__What you have to do__. Exclude all pictures from your copy of the data below, which should otherwise match exactly.

[Start of section]

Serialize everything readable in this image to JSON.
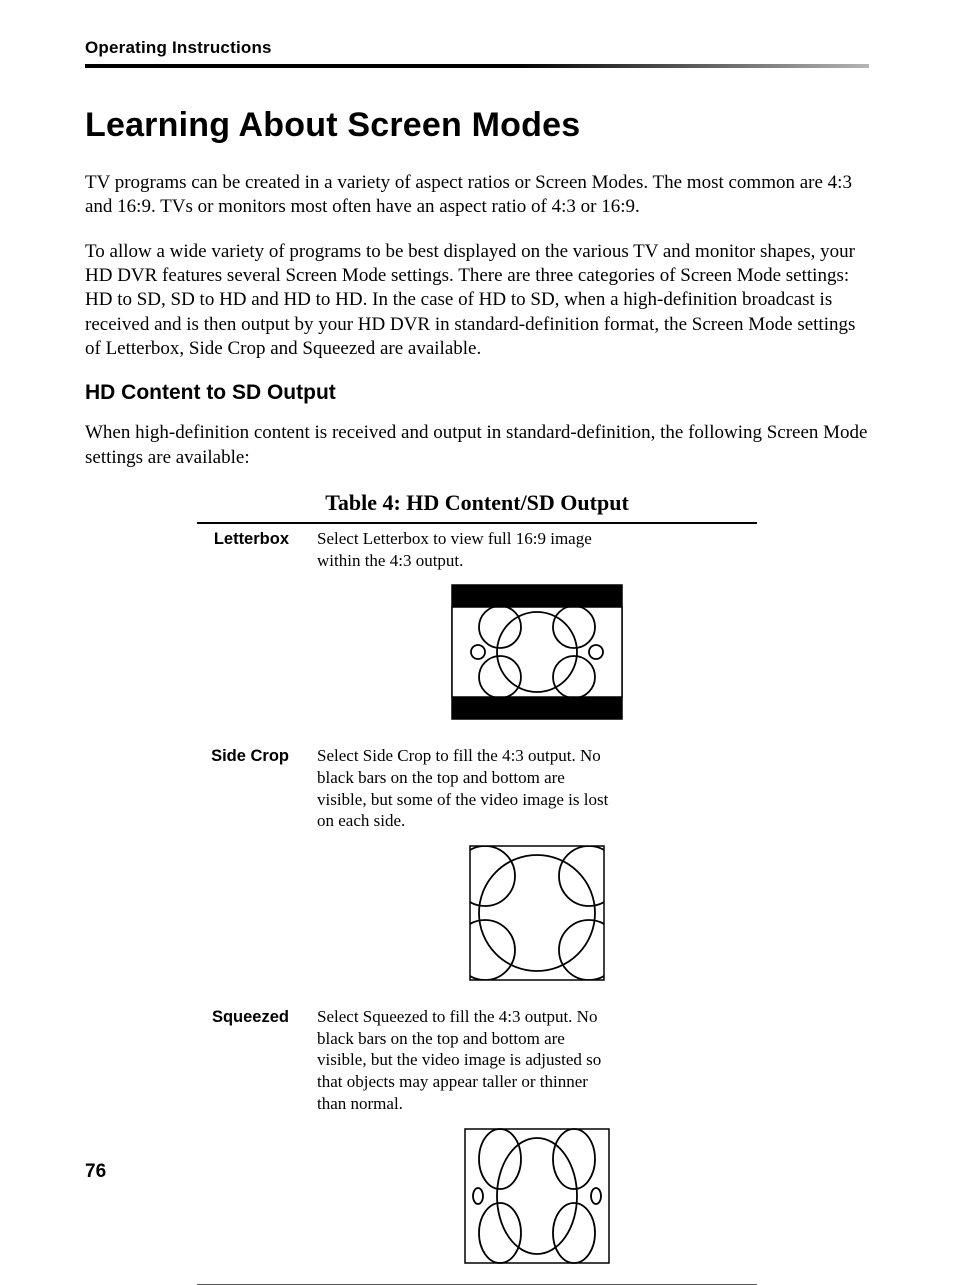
{
  "header": {
    "running_head": "Operating Instructions"
  },
  "title": "Learning About Screen Modes",
  "intro_p1": "TV programs can be created in a variety of aspect ratios or Screen Modes. The most common are 4:3 and 16:9. TVs or monitors most often have an aspect ratio of 4:3 or 16:9.",
  "intro_p2": "To allow a wide variety of programs to be best displayed on the various TV and monitor shapes, your HD DVR features several Screen Mode settings. There are three categories of Screen Mode settings: HD to SD, SD to HD and HD to HD. In the case of HD to SD, when a high-definition broadcast is received and is then output by your HD DVR in standard-definition format, the Screen Mode settings of Letterbox, Side Crop and Squeezed are available.",
  "section_title": "HD Content to SD Output",
  "section_p": "When high-definition content is received and output in standard-definition, the following Screen Mode settings are available:",
  "table": {
    "caption": "Table 4: HD Content/SD Output",
    "rows": [
      {
        "label": "Letterbox",
        "desc": "Select Letterbox to view full 16:9 image within the 4:3 output."
      },
      {
        "label": "Side Crop",
        "desc": "Select Side Crop to fill the 4:3 output. No black bars on the top and bottom are visible, but some of the video image is lost on each side."
      },
      {
        "label": "Squeezed",
        "desc": "Select Squeezed to fill the 4:3 output. No black bars on the top and bottom are visible, but the video image is adjusted so that objects may appear taller or thinner than normal."
      }
    ]
  },
  "page_number": "76"
}
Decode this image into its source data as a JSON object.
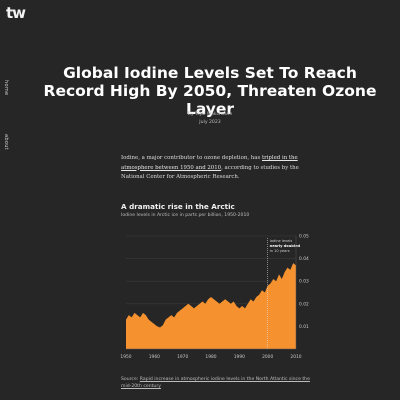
{
  "site": {
    "logo": "tw"
  },
  "nav": {
    "home": "home",
    "about": "about"
  },
  "article": {
    "title": "Global Iodine Levels Set To Reach Record High By 2050, Threaten Ozone Layer",
    "byline": "By Tejal Wakchoure",
    "date": "July 2023",
    "paragraph": {
      "text_before": "Iodine, a major contributor to ozone depletion, has ",
      "link_text": "tripled in the atmosphere between 1950 and 2010",
      "text_after": ", according to studies by the National Center for Atmospheric Research."
    }
  },
  "chart_data": {
    "type": "area",
    "title": "A dramatic rise in the Arctic",
    "subtitle": "Iodine levels in Arctic ice in parts per billion, 1950-2010",
    "x": [
      1950,
      1951,
      1952,
      1953,
      1954,
      1955,
      1956,
      1957,
      1958,
      1959,
      1960,
      1961,
      1962,
      1963,
      1964,
      1965,
      1966,
      1967,
      1968,
      1969,
      1970,
      1971,
      1972,
      1973,
      1974,
      1975,
      1976,
      1977,
      1978,
      1979,
      1980,
      1981,
      1982,
      1983,
      1984,
      1985,
      1986,
      1987,
      1988,
      1989,
      1990,
      1991,
      1992,
      1993,
      1994,
      1995,
      1996,
      1997,
      1998,
      1999,
      2000,
      2001,
      2002,
      2003,
      2004,
      2005,
      2006,
      2007,
      2008,
      2009,
      2010
    ],
    "values": [
      0.013,
      0.015,
      0.014,
      0.016,
      0.015,
      0.014,
      0.016,
      0.015,
      0.013,
      0.012,
      0.011,
      0.01,
      0.0095,
      0.0105,
      0.013,
      0.014,
      0.015,
      0.014,
      0.016,
      0.017,
      0.018,
      0.019,
      0.02,
      0.019,
      0.018,
      0.019,
      0.02,
      0.021,
      0.02,
      0.022,
      0.023,
      0.022,
      0.021,
      0.02,
      0.021,
      0.022,
      0.021,
      0.02,
      0.021,
      0.019,
      0.018,
      0.019,
      0.018,
      0.02,
      0.022,
      0.021,
      0.023,
      0.024,
      0.026,
      0.025,
      0.028,
      0.029,
      0.031,
      0.03,
      0.033,
      0.031,
      0.034,
      0.036,
      0.035,
      0.038,
      0.037
    ],
    "xlim": [
      1950,
      2010
    ],
    "ylim": [
      0,
      0.05
    ],
    "xticks": [
      "1950",
      "1960",
      "1970",
      "1980",
      "1990",
      "2000",
      "2010"
    ],
    "yticks": [
      "0.01",
      "0.02",
      "0.03",
      "0.04",
      "0.05"
    ],
    "annotation": {
      "line1": "Iodine levels",
      "line2": "nearly doubled",
      "line3": "in 10 years",
      "from_year": 2000
    },
    "grid": true,
    "color": "#f5922f"
  },
  "source": {
    "label": "Source: ",
    "link_text": "Rapid increase in atmospheric iodine levels in the North Atlantic since the mid-20th century"
  },
  "colors": {
    "background": "#262626",
    "accent": "#f5922f"
  }
}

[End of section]

__Task solution__.
Serialize everything readable in this image to JSON.
{
  "header": {
    "running_head": "Operating Instructions"
  },
  "title": "Learning About Screen Modes",
  "intro_p1": "TV programs can be created in a variety of aspect ratios or Screen Modes. The most common are 4:3 and 16:9. TVs or monitors most often have an aspect ratio of 4:3 or 16:9.",
  "intro_p2": "To allow a wide variety of programs to be best displayed on the various TV and monitor shapes, your HD DVR features several Screen Mode settings. There are three categories of Screen Mode settings: HD to SD, SD to HD and HD to HD. In the case of HD to SD, when a high-definition broadcast is received and is then output by your HD DVR in standard-definition format, the Screen Mode settings of Letterbox, Side Crop and Squeezed are available.",
  "section_title": "HD Content to SD Output",
  "section_p": "When high-definition content is received and output in standard-definition, the following Screen Mode settings are available:",
  "table": {
    "caption": "Table 4: HD Content/SD Output",
    "rows": [
      {
        "label": "Letterbox",
        "desc": "Select Letterbox to view full 16:9 image within the 4:3 output."
      },
      {
        "label": "Side Crop",
        "desc": "Select Side Crop to fill the 4:3 output. No black bars on the top and bottom are visible, but some of the video image is lost on each side."
      },
      {
        "label": "Squeezed",
        "desc": "Select Squeezed to fill the 4:3 output. No black bars on the top and bottom are visible, but the video image is adjusted so that objects may appear taller or thinner than normal."
      }
    ]
  },
  "page_number": "76"
}
Decode this image into its source data as a JSON object.
{
  "site": {
    "logo": "tw"
  },
  "nav": {
    "home": "home",
    "about": "about"
  },
  "article": {
    "title": "Global Iodine Levels Set To Reach Record High By 2050, Threaten Ozone Layer",
    "byline": "By Tejal Wakchoure",
    "date": "July 2023",
    "paragraph": {
      "text_before": "Iodine, a major contributor to ozone depletion, has ",
      "link_text": "tripled in the atmosphere between 1950 and 2010",
      "text_after": ", according to studies by the National Center for Atmospheric Research."
    }
  },
  "chart_data": {
    "type": "area",
    "title": "A dramatic rise in the Arctic",
    "subtitle": "Iodine levels in Arctic ice in parts per billion, 1950-2010",
    "x": [
      1950,
      1951,
      1952,
      1953,
      1954,
      1955,
      1956,
      1957,
      1958,
      1959,
      1960,
      1961,
      1962,
      1963,
      1964,
      1965,
      1966,
      1967,
      1968,
      1969,
      1970,
      1971,
      1972,
      1973,
      1974,
      1975,
      1976,
      1977,
      1978,
      1979,
      1980,
      1981,
      1982,
      1983,
      1984,
      1985,
      1986,
      1987,
      1988,
      1989,
      1990,
      1991,
      1992,
      1993,
      1994,
      1995,
      1996,
      1997,
      1998,
      1999,
      2000,
      2001,
      2002,
      2003,
      2004,
      2005,
      2006,
      2007,
      2008,
      2009,
      2010
    ],
    "values": [
      0.013,
      0.015,
      0.014,
      0.016,
      0.015,
      0.014,
      0.016,
      0.015,
      0.013,
      0.012,
      0.011,
      0.01,
      0.0095,
      0.0105,
      0.013,
      0.014,
      0.015,
      0.014,
      0.016,
      0.017,
      0.018,
      0.019,
      0.02,
      0.019,
      0.018,
      0.019,
      0.02,
      0.021,
      0.02,
      0.022,
      0.023,
      0.022,
      0.021,
      0.02,
      0.021,
      0.022,
      0.021,
      0.02,
      0.021,
      0.019,
      0.018,
      0.019,
      0.018,
      0.02,
      0.022,
      0.021,
      0.023,
      0.024,
      0.026,
      0.025,
      0.028,
      0.029,
      0.031,
      0.03,
      0.033,
      0.031,
      0.034,
      0.036,
      0.035,
      0.038,
      0.037
    ],
    "xlim": [
      1950,
      2010
    ],
    "ylim": [
      0,
      0.05
    ],
    "xticks": [
      "1950",
      "1960",
      "1970",
      "1980",
      "1990",
      "2000",
      "2010"
    ],
    "yticks": [
      "0.01",
      "0.02",
      "0.03",
      "0.04",
      "0.05"
    ],
    "annotation": {
      "line1": "Iodine levels",
      "line2": "nearly doubled",
      "line3": "in 10 years",
      "from_year": 2000
    },
    "grid": true,
    "color": "#f5922f"
  },
  "source": {
    "label": "Source: ",
    "link_text": "Rapid increase in atmospheric iodine levels in the North Atlantic since the mid-20th century"
  },
  "colors": {
    "background": "#262626",
    "accent": "#f5922f"
  }
}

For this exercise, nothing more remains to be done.